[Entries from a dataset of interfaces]
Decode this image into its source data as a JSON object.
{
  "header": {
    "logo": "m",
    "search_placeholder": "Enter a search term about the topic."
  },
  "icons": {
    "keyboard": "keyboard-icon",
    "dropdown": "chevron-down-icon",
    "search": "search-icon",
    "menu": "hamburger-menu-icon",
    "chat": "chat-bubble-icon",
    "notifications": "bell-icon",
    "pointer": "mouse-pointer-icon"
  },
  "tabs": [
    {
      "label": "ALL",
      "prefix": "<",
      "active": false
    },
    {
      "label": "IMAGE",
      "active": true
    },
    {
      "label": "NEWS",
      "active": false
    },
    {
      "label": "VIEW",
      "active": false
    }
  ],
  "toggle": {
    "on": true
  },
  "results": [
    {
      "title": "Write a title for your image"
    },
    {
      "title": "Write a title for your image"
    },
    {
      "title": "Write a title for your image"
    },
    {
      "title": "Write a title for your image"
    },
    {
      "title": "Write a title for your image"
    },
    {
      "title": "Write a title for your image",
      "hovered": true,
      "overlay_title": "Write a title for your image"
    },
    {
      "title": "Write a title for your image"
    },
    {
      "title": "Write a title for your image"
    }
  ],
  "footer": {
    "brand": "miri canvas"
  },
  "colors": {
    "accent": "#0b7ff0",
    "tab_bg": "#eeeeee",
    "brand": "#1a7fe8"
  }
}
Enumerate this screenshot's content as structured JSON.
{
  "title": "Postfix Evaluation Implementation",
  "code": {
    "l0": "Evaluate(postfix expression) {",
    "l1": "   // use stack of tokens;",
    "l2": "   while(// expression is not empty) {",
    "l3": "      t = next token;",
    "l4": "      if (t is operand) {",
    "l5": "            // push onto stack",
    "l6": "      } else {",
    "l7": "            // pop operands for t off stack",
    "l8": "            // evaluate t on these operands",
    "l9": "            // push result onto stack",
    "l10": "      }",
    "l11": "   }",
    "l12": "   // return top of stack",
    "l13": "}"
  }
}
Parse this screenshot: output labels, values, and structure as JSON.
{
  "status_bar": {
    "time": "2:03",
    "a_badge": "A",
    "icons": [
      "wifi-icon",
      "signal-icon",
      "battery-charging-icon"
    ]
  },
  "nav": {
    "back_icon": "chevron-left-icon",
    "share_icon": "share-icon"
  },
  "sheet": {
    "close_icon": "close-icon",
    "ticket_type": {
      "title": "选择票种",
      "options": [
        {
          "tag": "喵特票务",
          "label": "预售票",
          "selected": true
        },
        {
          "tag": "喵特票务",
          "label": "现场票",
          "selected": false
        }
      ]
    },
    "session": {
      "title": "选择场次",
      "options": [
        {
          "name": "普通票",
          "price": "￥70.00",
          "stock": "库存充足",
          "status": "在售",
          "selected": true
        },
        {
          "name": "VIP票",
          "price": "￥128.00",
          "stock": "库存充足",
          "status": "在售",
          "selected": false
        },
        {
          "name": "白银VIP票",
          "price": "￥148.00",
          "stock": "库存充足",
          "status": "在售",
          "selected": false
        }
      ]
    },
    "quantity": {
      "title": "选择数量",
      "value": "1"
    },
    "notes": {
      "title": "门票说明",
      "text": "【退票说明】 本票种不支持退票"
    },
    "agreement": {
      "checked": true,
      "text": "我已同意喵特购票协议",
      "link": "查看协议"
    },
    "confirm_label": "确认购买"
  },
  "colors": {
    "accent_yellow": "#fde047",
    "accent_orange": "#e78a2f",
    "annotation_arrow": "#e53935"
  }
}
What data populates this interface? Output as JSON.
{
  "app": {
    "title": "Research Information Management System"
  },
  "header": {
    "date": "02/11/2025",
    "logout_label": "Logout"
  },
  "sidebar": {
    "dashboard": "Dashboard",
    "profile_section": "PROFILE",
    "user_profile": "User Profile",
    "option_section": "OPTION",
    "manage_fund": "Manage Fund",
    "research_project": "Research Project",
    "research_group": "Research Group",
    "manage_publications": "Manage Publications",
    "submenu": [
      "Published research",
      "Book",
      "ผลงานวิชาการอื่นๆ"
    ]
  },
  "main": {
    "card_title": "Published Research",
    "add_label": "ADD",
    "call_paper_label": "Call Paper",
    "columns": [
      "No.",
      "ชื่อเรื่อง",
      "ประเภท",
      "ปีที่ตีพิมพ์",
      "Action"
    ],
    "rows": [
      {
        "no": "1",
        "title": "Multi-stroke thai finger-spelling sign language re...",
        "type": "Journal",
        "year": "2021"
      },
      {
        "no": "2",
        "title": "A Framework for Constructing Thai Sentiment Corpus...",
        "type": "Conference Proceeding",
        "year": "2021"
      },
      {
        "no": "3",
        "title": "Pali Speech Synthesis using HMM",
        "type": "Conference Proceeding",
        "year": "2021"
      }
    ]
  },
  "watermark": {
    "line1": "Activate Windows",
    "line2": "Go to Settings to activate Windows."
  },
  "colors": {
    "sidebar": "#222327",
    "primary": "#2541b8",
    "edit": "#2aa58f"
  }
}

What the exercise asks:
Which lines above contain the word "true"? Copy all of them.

Task response:
      "active": true
    "on": true
      "hovered": true,
          "selected": true
          "selected": true
      "checked": true,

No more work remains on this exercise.